- [Your task]:
Copy out every line holding the string "this" from the records below.

Dataset entries:
******

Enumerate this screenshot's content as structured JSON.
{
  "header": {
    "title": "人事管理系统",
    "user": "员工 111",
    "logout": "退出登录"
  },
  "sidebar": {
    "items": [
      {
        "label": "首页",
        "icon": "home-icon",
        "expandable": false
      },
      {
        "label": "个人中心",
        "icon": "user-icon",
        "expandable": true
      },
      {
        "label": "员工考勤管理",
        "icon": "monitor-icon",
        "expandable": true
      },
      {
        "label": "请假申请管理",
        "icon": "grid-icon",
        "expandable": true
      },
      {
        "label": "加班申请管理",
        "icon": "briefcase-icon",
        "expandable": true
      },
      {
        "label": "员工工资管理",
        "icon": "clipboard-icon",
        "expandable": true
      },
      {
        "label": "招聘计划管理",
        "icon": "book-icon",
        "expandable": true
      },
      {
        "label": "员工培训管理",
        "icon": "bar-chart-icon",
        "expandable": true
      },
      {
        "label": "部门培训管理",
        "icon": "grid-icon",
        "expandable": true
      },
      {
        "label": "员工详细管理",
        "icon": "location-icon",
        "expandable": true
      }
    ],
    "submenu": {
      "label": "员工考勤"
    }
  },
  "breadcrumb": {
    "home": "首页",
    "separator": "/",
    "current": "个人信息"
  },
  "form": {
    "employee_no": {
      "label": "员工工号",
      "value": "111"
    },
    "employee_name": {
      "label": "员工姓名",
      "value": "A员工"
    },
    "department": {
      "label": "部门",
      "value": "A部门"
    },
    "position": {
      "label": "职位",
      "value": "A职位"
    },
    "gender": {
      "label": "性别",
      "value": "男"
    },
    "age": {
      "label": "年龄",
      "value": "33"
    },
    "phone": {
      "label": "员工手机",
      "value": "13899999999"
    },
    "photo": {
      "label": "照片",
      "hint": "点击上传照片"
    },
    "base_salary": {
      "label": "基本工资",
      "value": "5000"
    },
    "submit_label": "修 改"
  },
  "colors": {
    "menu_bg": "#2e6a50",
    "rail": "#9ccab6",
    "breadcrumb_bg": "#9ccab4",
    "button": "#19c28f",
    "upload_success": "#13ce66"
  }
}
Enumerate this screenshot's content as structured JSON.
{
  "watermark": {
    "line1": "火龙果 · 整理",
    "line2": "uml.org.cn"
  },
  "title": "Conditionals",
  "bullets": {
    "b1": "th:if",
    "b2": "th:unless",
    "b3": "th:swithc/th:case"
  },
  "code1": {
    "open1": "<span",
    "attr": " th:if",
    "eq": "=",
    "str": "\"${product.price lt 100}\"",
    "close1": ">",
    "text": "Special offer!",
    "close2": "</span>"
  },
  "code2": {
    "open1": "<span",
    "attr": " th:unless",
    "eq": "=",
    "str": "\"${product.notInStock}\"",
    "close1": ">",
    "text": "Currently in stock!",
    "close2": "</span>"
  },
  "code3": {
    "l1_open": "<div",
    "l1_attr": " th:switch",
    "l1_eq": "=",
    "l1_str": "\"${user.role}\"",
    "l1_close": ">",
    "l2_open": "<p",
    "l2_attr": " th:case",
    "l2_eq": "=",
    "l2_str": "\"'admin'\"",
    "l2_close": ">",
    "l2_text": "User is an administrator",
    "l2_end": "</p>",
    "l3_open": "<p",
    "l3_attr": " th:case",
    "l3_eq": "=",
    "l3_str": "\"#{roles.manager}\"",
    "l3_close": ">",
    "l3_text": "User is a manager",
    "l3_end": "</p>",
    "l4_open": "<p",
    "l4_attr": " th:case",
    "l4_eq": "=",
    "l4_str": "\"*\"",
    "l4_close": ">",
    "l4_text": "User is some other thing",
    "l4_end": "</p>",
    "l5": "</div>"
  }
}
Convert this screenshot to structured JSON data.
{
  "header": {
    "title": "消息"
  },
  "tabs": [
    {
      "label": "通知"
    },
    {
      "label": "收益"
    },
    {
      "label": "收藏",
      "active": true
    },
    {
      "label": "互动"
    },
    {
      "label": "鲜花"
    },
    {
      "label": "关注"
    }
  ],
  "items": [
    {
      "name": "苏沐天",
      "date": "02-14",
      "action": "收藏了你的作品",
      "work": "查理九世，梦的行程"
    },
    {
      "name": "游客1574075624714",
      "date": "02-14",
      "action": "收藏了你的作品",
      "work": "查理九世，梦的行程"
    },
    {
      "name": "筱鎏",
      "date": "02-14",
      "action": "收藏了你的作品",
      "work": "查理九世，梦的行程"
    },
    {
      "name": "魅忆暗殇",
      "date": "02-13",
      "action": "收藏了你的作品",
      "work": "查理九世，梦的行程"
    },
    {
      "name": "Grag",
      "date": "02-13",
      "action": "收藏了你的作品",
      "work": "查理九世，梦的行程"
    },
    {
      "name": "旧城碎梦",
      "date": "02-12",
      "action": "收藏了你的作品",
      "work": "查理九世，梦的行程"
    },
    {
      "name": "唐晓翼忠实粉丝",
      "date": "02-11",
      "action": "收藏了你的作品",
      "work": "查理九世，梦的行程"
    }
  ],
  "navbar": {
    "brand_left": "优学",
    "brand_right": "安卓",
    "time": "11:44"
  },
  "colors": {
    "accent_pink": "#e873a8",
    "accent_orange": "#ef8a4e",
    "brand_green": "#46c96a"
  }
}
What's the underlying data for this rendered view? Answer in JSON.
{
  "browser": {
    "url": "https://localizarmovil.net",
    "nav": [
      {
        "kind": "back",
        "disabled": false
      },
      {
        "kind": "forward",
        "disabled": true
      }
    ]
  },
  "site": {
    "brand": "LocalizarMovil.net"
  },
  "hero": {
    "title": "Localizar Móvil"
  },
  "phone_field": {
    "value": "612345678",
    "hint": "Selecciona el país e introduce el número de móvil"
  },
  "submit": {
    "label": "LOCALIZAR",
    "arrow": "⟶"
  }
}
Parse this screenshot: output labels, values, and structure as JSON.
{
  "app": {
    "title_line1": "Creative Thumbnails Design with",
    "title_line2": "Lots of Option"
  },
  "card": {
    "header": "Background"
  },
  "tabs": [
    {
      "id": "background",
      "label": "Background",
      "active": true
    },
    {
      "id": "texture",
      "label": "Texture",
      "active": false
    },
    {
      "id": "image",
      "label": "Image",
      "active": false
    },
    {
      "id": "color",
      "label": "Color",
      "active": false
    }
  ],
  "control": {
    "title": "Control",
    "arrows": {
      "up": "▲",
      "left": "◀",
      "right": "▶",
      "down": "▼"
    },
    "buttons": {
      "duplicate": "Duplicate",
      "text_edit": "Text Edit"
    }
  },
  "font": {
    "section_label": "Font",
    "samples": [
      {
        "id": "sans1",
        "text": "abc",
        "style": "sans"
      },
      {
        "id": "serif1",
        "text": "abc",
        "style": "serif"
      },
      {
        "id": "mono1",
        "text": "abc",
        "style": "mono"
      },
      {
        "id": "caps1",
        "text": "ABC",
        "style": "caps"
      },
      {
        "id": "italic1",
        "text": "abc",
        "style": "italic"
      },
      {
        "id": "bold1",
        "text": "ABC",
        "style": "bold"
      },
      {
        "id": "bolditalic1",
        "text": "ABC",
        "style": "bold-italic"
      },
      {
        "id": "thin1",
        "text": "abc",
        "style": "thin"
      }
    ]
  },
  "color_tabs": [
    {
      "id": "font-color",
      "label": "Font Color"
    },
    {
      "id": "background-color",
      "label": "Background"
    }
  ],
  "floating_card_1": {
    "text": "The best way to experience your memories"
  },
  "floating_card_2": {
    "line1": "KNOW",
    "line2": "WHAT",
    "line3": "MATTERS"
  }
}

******

- [Output of the exercise]:
Enumerate this screenshot's content as structured JSON.
Enumerate this screenshot's content as structured JSON.
Convert this screenshot to structured JSON data.
What's the underlying data for this rendered view? Answer in JSON.
Parse this screenshot: output labels, values, and structure as JSON.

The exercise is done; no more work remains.